Approximately 3-5% of all individuals with MS experience disease onset before age 16 (Chitnis et al., 2009; Boiko et al., 2002; Duquette et al., 1987). Two recent consensus reports – one by neurologists in the United States and one by the International Pediatric MS Study Group (IPMSSG) – provide helpful insights into the management of MS in the pediatric population.
As is true in adults, children with two discrete demyelinating events separated in time and space meet criteria for a diagnosis of MS. The challenge lies in ruling out other disorders that could be mistaken for MS, and distinguishing between MS and various transient demyelinating syndromes that can occur in children. The Pediatric International Study Group (Krupp et al., 2007) proposed consensus definitions for monophasic acute disseminated encephalomyelitis (ADEM – an essential feature of which is the presence of encephalopathy), variants of ADEM associated with a repeat episode, neuromyelitis optica (NMO), clinically isolated syndrome (CIS), and pediatric MS, and updated those definitions in 2013. The International Study Group has also proposed a minimum diagnostic battery for use in pediatric patients with an initial inflammatory demyelinating event.
This chart (Banwell et al., 2007) demonstrates the decision path for diagnosing a child who has experienced an acute CNS demyelinating event and then experiences a second episode of neurologic dysfunction. Note that a subset of patients with ADEM (which typically follows a self-limited disease course) experience relapses of disease activity. Some of these patients are reclassified as MS based on the nature of the clinical events, laboratory findings, and subsequent MRI changes. While the risk of developing MS following an episode of ADEM in childhood is <10%, the risk following an episode of CIS has been shown to be 26% to 62% in several recent studies using the International Study Group criteria (Dale RC et al, 2007; Neuteboom RF et al, 2008; Alper G et al, 2009; Banwell et al., 2007).
Minimum time on full-dose therapy of 6 months + fully compliant on treatment + one of the following:
- Increase or no reduction in relapse rate, or new T2 or contrast enhancing lesions on MRI from pre-treatment period
- > 2 relapses (clinical or MRI relapses) within a 12-month period

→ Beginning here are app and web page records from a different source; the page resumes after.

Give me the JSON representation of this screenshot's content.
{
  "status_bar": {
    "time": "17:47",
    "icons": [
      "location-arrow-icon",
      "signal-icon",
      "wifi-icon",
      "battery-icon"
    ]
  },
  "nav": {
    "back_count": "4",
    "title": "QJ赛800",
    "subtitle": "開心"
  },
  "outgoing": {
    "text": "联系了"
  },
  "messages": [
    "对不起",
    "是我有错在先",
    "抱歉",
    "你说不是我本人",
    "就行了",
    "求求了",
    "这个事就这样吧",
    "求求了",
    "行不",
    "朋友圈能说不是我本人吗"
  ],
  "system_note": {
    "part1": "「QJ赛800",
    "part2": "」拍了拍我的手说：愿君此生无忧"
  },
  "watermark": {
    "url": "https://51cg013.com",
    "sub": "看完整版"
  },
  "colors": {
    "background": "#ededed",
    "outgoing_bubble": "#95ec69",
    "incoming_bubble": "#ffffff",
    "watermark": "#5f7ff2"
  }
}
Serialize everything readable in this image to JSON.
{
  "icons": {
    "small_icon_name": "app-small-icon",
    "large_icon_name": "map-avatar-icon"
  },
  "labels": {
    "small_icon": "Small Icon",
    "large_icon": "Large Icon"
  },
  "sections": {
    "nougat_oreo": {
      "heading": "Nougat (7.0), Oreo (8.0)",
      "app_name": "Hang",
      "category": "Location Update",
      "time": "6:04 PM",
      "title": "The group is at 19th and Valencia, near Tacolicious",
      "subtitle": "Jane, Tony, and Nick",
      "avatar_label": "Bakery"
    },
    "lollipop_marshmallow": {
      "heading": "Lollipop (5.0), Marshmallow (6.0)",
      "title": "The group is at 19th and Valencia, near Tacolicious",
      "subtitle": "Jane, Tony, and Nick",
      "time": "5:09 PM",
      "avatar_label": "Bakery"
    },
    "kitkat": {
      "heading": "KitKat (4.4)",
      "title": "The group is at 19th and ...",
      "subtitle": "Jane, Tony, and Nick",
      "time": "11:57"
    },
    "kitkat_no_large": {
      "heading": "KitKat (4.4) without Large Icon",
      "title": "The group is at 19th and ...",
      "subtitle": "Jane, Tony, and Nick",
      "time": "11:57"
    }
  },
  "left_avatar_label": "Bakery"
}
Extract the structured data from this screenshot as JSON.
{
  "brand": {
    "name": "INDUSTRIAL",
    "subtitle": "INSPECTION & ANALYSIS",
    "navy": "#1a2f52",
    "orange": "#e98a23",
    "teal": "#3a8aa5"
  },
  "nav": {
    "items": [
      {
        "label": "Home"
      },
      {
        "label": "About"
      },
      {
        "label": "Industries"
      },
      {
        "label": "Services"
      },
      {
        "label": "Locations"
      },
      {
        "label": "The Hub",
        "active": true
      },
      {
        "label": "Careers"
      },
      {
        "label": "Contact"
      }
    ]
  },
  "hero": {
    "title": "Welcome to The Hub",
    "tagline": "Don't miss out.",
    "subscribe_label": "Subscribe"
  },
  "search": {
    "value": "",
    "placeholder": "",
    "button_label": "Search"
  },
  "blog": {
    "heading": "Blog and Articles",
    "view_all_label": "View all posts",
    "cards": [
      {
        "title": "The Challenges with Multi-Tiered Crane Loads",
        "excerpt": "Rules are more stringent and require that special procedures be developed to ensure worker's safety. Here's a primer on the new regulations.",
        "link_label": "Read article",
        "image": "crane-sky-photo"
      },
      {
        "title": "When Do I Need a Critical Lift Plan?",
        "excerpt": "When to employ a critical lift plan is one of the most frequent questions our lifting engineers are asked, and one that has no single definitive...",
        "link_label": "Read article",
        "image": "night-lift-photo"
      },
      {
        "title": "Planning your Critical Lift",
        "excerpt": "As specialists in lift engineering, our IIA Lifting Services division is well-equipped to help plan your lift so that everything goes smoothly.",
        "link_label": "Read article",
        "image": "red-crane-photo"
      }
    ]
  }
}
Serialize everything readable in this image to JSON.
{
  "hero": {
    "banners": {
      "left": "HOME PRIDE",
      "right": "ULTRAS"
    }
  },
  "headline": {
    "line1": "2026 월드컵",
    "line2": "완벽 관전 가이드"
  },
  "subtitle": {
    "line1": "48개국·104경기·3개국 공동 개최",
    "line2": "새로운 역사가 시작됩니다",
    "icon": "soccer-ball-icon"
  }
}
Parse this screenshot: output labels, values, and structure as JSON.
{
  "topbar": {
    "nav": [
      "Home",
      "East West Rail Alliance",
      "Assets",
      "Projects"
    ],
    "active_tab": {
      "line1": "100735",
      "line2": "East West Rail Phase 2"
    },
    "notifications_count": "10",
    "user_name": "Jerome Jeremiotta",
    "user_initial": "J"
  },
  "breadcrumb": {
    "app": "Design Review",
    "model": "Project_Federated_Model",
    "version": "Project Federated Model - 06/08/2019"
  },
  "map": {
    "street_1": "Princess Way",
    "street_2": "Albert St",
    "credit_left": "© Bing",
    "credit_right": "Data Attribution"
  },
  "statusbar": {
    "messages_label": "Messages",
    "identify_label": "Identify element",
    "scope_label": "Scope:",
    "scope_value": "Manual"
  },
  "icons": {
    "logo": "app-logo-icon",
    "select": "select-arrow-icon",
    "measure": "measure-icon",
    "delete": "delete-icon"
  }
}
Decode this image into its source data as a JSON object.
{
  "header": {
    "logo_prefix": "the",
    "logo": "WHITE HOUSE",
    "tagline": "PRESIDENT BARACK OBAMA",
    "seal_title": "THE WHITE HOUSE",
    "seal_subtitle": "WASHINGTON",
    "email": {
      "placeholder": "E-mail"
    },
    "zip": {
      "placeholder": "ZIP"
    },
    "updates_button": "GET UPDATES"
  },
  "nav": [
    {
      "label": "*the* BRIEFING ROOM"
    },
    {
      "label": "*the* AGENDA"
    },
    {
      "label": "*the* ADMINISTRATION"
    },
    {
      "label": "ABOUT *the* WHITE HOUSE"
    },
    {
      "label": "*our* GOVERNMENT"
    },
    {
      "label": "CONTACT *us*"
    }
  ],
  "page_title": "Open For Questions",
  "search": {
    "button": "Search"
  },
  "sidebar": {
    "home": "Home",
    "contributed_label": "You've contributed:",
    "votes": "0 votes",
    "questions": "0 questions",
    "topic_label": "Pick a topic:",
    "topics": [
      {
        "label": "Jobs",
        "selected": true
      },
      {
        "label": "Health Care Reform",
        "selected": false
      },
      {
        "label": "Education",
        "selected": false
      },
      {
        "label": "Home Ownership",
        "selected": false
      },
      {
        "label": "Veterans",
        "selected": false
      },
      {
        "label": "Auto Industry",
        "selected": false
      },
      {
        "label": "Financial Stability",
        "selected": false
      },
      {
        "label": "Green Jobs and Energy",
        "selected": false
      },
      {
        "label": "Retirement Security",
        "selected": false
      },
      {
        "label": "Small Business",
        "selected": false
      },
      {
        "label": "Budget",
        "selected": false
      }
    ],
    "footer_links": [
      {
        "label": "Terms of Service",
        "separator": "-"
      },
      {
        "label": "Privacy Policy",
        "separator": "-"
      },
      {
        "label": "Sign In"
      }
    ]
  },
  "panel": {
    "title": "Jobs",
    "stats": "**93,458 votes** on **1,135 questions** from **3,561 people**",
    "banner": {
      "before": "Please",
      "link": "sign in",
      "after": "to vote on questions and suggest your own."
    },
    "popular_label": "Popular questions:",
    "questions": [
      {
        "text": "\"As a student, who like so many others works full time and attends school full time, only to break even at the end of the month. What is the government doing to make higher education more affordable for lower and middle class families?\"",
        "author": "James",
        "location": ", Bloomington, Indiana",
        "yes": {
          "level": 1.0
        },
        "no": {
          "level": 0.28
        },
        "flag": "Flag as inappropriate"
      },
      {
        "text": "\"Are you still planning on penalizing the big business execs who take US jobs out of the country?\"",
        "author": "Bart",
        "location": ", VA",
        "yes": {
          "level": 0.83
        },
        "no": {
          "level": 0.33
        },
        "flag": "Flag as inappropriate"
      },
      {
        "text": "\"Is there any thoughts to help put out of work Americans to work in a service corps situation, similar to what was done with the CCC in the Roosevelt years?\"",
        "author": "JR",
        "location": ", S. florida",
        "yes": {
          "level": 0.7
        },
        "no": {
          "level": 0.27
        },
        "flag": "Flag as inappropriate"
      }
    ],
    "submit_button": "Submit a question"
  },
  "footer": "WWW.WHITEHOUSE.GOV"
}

Defining an inadequate treatment response should be individualized for each patient, taking into account a variety of factors, including symptoms, relapse recovery, disease progression, and rapid cognitive decline.